By any rational assessment, the performances in Beyond the Valley of the Dolls are not much worse than those found in (limiting the degree of awful to the Jacqueline Susann family) in Valley of the Dolls, The Love Machine, or Once is Not Enough. The major difference being a matter of aptitude (can’t act vs. won’t act) and energy (there’s not a single lazy performance in BVD. Indeed, Meyer’s idea of pacing seems to be pitched somewhere at “fire drill”). And in that vein, Dolly Read, David Gurian, Phyllis Davis, and Duncan McLeod are all pitch-perfect.
|"What I see is beyond your dreaming."|
Faster Pussycat star, Haji, whispers mystically in Z-Man's ear
Kitten With a Whip look nuanced. Although a campy, fun presence onscreen, Williams was apparently not very popular with many on the set, save for Russ Meyer, whom she later wed. And even he, according to Erica Gavin, "Couldn't stand her."
THE STUFF OF FANTASY
As a fan of all manner of '60s pop music, I love the soundtrack to Beyond the Valley of the Dolls. As a fan of women’s prison films (Roger Corman's Swamp Women), girls reform school movies (Girls Town), and Andy Warhol’s BAD - a movie about an all-girl hit squad; there’s something irresistibly badass about the idea of an all-girl rock group.
|"In the Long Run" & "Find It" are two songs on heavy rotation on my ipod|
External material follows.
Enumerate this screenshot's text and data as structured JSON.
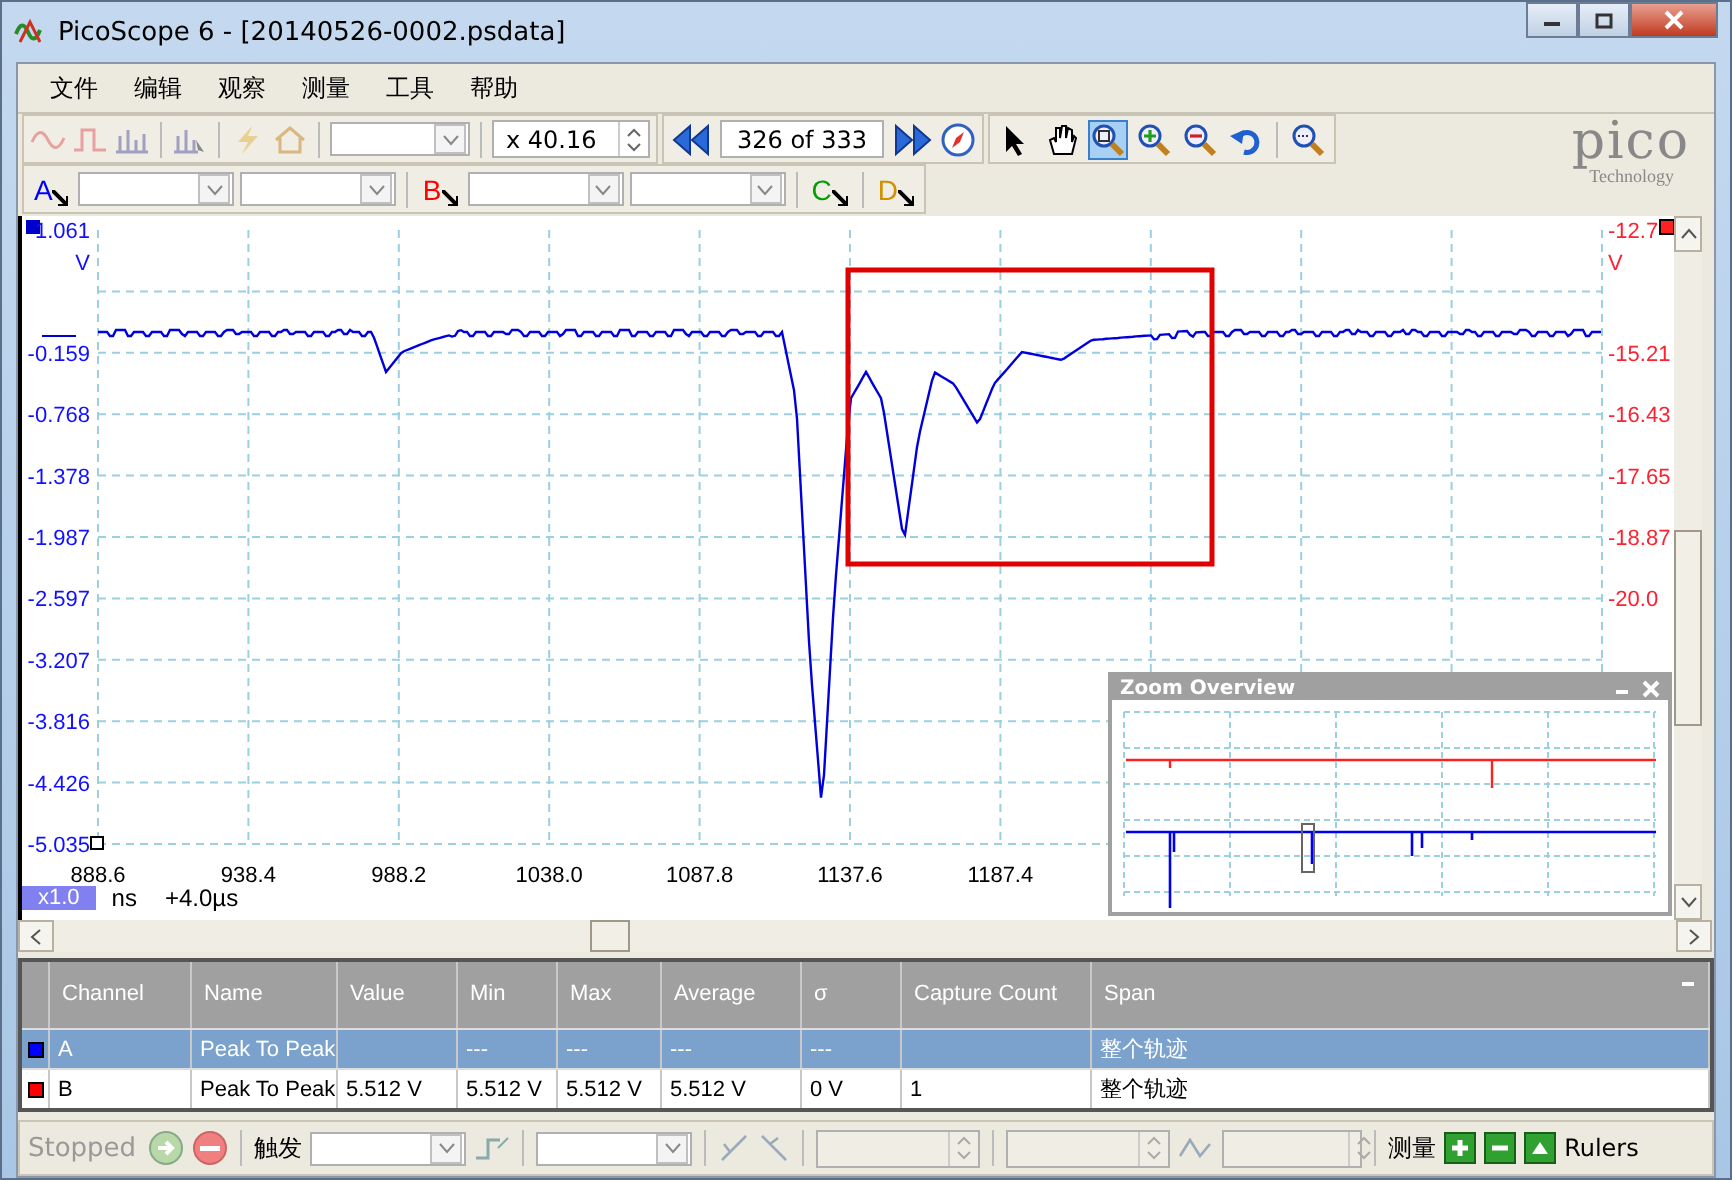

I was 12-years-old when Beyond the Valley of the Dolls came out, and I remember at that time television programming was chock full of rock groups. Real-life bands like The Beatles, The Jackson Five, and The Osmonds all had their own animated TV shows, and in addition, there was The Archies, The Groovie Goolies and The Cattanooga Cats. Live action had The Bugaloos, The Partridge Family and reruns of The Monkees. The only women's rock group that I van recall was the fictional, animated, Josie and Pussycats.
|The big singing voice we hear coming out of Dolly Read's mouth belongs to Lynn Carey (shown above, right, giving grief to Tuesday Weld about her lack of cashmere sweaters in Lord Love a Duck). Carey also co-wrote two of the songs with composer Stu Phillips.|
THE STUFF OF DREAMS
No tribute to Beyond the Valley of the Dolls would be complete without a list of my favorite lines of dialogue:
"I’ve already seen a display of your discretion. It’s reminiscent of a meat axe!"
"In a scene like this you get a contact high!"
"Who is it Emerson. The delivery...boy?"
"Have you ever been whipped by a willow until the blood came?"
"You’re a groovy boy. I'd like to strap you on sometime."
"And there's someone else inside, but I - I don't know who it is...THE HEAD IS MISSING!"
"Yes, I vow it; Ere this night does wane, you will drink the black sperm of my vengeance!"
"The cat swore up and down it was Acapulco Gold, so if we’re lucky, maybe it’s at least pot!"
"And how's she getting home?"
"Roxanne, will you watch out for me?" (not funny, just the sweetest line in the movie)
"Don’t Bogart the joint!"
|Listen to it HERE|
|From Z-Man to King Herod|
That's Marcia McBroom behind those Foster Grants in 1973's Jesus Christ Superstar
|In 1967 Michael Blodgett was the host of "Groovy" an LA-based |
teen music show shot on location on Santa Monica beach
|Although never seen onscreen, Pam Grier was cast as an extra in BVD. Marcia McBroom says she and Grier were roommates at the time, and both auditioned for the role of Petronella Danforth|
|The extras on the BVD DVD features production stills showing Dolly Read in old-age makeup. They accompany youthful photos of her in a mod Union Jack outfit in a stylized church setting. A deleted musical or dream sequence, perhaps?|
Bad Idea Dept: Slated for 2016, Will Ferrell & Josh Gad are set to star as Russ Meyer and Roger Ebert in a film about the making of BVD titled: "Russ & Roger Go Beyond"
THE AUTOGRAPH FILES
Copyright © Ken Anderson